A Milwaukee police captain was walking through the District 7 garage over the summer when he noticed something wasn’t right about the satellite tracking antenna on the back of a squad car.
A closer look revealed that the small square global positioning system antenna was wrapped in aluminum foil.
Capt. Donald Gaglione called the radio shop and confirmed what he suspected: Foil disables the expensive GPS, essentially making the car invisible to dispatchers.
A check revealed that an antenna on a second car also was wrapped in foil. Gaglione ordered that every car be checked at the start of every shift and during patrols, according to department e-mails obtained by the Journal Sentinel under the state open records law.
Deputy Chief Dale Schunk, in charge of the patrol division, responded quickly.

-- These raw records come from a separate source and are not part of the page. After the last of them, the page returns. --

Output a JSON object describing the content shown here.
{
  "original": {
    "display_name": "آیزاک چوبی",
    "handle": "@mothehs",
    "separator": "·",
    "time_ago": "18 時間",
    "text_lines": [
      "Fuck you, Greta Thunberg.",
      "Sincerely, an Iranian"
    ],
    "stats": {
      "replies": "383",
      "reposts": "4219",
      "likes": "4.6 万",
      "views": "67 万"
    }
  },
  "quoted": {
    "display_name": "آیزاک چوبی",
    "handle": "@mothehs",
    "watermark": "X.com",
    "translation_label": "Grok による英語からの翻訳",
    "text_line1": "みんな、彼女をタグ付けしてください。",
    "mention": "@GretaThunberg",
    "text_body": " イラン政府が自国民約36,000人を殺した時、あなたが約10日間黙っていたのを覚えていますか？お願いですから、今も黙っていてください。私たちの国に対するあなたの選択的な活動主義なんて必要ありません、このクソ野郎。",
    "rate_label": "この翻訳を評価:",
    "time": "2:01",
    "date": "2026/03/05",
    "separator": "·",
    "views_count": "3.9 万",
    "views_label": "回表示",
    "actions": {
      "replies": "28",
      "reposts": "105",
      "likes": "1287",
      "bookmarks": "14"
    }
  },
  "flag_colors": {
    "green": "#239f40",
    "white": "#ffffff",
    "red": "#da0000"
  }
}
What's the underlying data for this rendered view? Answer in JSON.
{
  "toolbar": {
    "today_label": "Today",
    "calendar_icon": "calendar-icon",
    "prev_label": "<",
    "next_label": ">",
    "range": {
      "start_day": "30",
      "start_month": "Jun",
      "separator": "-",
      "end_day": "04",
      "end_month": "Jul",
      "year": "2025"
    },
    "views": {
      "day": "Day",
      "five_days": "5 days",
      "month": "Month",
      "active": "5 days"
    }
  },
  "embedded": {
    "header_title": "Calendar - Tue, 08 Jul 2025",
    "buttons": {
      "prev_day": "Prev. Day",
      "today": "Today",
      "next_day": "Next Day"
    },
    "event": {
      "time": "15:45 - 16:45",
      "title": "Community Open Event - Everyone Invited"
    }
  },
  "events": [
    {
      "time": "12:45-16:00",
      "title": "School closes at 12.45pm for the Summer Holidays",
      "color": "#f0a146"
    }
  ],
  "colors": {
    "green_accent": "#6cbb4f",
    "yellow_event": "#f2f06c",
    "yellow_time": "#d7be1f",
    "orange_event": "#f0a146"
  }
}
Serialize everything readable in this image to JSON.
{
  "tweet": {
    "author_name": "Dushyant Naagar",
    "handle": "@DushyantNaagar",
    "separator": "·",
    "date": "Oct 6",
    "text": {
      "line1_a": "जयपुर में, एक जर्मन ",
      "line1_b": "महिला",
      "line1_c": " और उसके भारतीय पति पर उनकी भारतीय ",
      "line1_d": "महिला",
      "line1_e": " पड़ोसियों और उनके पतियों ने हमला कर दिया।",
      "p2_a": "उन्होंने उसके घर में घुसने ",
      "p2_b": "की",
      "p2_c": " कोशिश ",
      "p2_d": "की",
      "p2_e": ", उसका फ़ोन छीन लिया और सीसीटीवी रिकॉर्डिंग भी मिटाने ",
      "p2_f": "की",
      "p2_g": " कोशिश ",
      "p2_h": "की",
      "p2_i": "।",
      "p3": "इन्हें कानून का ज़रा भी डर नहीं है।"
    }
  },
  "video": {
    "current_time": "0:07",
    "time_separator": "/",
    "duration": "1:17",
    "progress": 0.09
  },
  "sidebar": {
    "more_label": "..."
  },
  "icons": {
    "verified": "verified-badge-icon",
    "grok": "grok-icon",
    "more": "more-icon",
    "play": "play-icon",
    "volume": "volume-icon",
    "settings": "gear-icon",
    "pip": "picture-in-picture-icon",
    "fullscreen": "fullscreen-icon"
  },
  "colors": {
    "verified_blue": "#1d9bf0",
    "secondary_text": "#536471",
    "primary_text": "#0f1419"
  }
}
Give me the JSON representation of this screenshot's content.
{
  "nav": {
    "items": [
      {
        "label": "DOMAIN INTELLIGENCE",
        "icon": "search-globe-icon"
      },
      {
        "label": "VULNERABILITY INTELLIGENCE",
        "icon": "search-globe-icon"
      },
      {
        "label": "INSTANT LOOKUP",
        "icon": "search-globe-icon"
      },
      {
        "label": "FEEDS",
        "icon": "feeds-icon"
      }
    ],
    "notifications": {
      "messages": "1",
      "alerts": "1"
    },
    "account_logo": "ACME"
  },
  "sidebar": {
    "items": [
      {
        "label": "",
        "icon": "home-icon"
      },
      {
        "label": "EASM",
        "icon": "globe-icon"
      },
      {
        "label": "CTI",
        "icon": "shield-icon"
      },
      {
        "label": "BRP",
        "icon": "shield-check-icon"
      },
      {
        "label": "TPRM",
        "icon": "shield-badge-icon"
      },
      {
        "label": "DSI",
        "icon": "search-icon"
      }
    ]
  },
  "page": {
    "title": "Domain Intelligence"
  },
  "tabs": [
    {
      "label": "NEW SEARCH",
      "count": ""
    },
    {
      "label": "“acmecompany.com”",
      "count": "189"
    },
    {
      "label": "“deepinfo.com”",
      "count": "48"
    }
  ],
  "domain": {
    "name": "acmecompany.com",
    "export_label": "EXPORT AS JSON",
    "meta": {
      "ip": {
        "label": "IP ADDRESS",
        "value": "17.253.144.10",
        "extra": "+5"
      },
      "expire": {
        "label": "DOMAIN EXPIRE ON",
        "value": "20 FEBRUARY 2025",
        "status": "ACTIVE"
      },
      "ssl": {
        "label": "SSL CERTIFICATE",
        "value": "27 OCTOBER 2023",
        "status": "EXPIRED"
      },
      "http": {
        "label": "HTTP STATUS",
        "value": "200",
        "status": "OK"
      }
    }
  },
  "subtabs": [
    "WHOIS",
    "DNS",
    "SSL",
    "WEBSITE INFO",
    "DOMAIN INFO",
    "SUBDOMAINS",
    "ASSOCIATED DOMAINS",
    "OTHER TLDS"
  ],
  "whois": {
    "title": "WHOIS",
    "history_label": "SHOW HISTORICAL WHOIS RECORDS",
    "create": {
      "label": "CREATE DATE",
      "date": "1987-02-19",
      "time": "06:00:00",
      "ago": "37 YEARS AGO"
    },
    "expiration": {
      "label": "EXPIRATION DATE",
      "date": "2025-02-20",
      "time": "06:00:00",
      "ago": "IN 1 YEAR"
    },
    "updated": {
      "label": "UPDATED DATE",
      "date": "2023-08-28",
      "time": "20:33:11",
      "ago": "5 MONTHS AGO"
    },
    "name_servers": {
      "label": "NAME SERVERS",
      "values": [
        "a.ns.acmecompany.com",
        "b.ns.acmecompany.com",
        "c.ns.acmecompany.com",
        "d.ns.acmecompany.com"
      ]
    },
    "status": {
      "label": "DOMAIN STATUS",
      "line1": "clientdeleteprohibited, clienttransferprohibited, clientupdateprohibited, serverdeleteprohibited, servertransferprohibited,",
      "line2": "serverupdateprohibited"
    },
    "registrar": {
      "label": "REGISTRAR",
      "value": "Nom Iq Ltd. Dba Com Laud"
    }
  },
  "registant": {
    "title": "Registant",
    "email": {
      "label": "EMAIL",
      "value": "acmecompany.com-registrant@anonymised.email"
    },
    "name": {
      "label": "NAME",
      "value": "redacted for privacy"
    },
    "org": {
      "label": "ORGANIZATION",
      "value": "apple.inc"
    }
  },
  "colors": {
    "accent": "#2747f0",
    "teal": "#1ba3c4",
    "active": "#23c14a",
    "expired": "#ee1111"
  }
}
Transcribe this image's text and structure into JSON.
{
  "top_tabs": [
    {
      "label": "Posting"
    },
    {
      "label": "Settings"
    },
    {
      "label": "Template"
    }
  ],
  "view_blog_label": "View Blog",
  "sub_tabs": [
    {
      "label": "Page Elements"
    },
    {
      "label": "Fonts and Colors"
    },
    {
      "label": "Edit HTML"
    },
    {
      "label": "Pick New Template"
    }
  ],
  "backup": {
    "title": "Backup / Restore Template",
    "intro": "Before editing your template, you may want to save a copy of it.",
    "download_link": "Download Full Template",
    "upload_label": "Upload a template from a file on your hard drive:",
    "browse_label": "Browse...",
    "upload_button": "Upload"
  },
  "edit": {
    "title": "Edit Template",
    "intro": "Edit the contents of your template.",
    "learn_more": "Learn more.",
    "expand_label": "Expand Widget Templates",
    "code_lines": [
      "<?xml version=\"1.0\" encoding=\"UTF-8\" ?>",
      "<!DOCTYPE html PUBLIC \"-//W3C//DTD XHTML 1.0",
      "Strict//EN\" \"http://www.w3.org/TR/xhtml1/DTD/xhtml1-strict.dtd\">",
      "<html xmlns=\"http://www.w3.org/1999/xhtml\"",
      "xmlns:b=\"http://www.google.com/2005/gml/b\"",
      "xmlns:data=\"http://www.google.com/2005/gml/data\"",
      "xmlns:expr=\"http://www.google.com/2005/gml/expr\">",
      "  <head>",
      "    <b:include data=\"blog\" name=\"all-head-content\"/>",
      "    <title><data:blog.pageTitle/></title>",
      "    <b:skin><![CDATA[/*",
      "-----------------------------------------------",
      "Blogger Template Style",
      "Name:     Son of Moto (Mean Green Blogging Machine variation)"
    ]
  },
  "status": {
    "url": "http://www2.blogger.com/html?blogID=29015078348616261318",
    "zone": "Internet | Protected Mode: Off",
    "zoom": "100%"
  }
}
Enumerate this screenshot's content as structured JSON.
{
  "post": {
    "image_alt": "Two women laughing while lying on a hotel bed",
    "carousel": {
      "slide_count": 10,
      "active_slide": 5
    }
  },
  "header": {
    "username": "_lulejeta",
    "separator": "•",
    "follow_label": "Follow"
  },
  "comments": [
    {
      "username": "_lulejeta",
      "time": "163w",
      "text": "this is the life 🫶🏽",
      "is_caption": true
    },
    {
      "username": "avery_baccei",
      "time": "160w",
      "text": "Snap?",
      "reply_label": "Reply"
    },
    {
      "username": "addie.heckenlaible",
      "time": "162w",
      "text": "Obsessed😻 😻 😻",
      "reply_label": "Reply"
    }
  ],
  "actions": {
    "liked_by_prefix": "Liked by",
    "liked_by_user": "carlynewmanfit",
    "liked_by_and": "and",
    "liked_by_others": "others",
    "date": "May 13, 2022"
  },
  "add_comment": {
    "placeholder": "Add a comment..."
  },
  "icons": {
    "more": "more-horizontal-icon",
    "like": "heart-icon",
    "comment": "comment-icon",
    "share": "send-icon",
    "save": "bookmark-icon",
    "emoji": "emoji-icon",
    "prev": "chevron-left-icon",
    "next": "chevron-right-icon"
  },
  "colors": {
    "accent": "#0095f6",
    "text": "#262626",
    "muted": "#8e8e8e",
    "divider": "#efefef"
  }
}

“This sabotage of our equipment will not be tolerated,” Schunk wrote in an e-mail to all his commanders. He ordered that every district begin checks and that he be personally notified of other incidents.
The GPS trackers are part of an $18 million radio and communications upgrade the department has been installing since 2004. The department has added the GPS systems on about 25% of the department’s roughly 650 squad cars.
Dispatchers use the system to track the location of squad cars so they can send them more quickly to calls and to rush help if an officer is down.
Officers have quietly talked about GPS being used as a way for internal investigators to build cases against them. Assistant Chief Leslie Barber was fired two years ago after investigators put a GPS on his car and found that he was living outside Milwaukee.
Department officials downplayed the foil incident as a one-time problem that hasn’t resurfaced. Chief Nannette Hegerty called it a “non-issue.”
Asked why an officer might disable the device, Hegerty said, “I don’t know. Don’t ask me why some of the officers do what they do.”
Aldermen reacted with outrage.
“Are you serious? Officers are doing it themselves?” Common Council President Willie Hines said. “It is ridiculous incidents like this that bring the entire department under fire. . . . That is what you expect of kids, very immature kids.”
Ald. Joe Davis said the incident shows the need for the Fire and Police Commission, which received two investigators in the most recent budget, to closely monitor police.
“This type of act by law enforcement is unconscionable,” Davis said. “When we are looking for truth and integrity, what we are getting is unethical behavior.”
My friends in discourse analysis would have a field day with this, noting how resistance to workplace surveillance is considered “sabotage” and “unethical.”
I’m heading to Milwaukee today for the Thanksgiving holiday. I’ll drop off some extra tin foil at the local precinct…